----- DATA FOR THE TASK

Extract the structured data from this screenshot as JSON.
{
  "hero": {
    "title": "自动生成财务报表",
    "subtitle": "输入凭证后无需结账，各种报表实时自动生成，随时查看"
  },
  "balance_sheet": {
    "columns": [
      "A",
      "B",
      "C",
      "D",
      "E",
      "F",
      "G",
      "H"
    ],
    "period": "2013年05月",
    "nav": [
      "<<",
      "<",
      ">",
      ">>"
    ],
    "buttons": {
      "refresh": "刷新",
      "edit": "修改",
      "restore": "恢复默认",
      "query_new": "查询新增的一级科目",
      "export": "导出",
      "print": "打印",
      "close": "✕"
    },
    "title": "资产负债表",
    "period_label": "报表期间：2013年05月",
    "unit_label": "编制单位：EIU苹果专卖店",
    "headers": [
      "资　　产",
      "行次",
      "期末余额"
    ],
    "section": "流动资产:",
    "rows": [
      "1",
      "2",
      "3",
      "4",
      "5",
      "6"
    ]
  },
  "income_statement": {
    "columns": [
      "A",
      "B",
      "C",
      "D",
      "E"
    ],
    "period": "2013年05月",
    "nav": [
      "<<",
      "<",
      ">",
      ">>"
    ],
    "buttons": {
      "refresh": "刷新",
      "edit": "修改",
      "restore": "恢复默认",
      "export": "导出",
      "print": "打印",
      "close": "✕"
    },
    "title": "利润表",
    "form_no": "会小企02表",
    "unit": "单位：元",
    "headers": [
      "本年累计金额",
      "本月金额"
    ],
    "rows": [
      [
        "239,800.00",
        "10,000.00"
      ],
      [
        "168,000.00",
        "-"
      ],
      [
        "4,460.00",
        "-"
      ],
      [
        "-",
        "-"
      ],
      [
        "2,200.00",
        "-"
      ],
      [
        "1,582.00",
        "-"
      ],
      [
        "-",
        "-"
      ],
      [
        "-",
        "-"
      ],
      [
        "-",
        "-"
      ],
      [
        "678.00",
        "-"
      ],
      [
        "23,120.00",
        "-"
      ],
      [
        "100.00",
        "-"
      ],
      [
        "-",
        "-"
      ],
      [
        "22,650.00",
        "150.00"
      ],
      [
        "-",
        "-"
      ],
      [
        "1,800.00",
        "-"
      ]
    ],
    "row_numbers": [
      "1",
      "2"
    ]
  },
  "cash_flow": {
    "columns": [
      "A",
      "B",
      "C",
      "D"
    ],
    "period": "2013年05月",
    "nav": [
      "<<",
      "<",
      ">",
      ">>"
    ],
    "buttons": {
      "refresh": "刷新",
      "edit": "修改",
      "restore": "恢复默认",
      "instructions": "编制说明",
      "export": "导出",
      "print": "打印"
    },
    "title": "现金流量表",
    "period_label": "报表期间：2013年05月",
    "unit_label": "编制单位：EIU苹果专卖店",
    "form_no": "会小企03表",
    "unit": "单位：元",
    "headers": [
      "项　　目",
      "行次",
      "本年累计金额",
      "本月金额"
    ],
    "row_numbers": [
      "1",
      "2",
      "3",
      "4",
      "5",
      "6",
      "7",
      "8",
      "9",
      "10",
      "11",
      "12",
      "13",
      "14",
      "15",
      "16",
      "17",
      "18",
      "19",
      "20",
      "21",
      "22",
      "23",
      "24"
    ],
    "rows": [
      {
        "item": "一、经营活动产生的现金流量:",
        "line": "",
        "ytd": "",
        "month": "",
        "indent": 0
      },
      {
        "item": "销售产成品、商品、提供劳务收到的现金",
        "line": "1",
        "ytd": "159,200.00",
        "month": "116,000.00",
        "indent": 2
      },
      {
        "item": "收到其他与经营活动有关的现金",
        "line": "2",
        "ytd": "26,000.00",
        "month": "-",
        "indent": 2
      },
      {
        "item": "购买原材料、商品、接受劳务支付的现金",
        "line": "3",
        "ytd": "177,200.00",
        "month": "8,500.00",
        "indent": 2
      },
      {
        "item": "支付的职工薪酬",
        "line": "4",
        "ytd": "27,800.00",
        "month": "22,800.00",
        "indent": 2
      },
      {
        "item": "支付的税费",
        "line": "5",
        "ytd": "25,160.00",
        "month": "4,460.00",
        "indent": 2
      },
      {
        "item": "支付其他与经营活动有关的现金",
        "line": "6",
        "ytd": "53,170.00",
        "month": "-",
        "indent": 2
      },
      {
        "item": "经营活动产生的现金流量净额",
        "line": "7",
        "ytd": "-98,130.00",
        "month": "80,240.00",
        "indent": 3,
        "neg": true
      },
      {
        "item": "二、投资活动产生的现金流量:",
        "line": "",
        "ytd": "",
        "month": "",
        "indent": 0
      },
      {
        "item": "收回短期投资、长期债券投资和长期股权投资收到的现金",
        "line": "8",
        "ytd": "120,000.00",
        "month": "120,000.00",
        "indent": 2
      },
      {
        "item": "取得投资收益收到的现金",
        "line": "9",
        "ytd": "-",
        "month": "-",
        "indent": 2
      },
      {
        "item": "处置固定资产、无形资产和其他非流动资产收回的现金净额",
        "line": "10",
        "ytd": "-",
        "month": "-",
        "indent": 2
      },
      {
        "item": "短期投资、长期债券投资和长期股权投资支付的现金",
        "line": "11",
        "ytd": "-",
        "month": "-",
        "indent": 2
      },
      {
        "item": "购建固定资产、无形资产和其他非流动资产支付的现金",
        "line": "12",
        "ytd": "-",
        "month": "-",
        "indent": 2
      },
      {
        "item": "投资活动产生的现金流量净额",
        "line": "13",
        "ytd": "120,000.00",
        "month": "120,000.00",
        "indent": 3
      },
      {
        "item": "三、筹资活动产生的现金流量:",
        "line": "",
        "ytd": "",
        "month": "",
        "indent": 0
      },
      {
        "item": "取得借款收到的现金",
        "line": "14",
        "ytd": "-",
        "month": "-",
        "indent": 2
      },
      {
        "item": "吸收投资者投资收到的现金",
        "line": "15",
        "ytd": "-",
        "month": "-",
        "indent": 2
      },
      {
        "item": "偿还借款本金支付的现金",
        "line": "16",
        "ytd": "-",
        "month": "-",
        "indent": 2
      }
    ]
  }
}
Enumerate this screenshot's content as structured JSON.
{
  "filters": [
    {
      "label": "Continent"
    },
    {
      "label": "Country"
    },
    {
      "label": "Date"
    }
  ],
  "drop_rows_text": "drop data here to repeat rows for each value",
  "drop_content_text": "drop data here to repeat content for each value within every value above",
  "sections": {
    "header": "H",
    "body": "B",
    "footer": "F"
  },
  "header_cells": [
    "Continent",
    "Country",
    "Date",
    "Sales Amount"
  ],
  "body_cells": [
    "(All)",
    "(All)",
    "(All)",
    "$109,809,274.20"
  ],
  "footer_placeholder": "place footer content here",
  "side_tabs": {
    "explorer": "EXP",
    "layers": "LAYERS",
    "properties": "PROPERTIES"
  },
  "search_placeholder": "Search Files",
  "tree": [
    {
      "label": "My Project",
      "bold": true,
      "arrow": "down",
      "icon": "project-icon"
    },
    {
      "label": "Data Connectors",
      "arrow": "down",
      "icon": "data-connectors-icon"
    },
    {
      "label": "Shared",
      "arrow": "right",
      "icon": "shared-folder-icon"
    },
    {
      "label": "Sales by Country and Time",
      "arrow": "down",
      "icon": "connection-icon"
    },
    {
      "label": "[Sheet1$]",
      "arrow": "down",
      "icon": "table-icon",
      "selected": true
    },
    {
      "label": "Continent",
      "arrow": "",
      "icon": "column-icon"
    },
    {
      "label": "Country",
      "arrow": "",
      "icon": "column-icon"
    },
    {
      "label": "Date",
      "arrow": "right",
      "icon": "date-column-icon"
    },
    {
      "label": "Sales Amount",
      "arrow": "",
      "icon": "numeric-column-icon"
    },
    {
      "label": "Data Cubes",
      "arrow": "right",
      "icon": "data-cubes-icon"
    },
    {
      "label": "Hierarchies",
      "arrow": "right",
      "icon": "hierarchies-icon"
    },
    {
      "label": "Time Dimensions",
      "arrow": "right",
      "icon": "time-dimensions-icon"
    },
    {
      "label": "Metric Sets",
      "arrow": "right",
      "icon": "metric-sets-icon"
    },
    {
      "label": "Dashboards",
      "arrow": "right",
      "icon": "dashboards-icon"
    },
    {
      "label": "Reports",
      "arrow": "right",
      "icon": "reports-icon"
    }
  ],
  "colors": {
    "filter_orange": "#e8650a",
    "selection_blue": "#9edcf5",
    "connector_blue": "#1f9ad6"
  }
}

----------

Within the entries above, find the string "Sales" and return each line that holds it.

    "Sales Amount"
      "label": "Sales by Country and Time",
      "label": "Sales Amount",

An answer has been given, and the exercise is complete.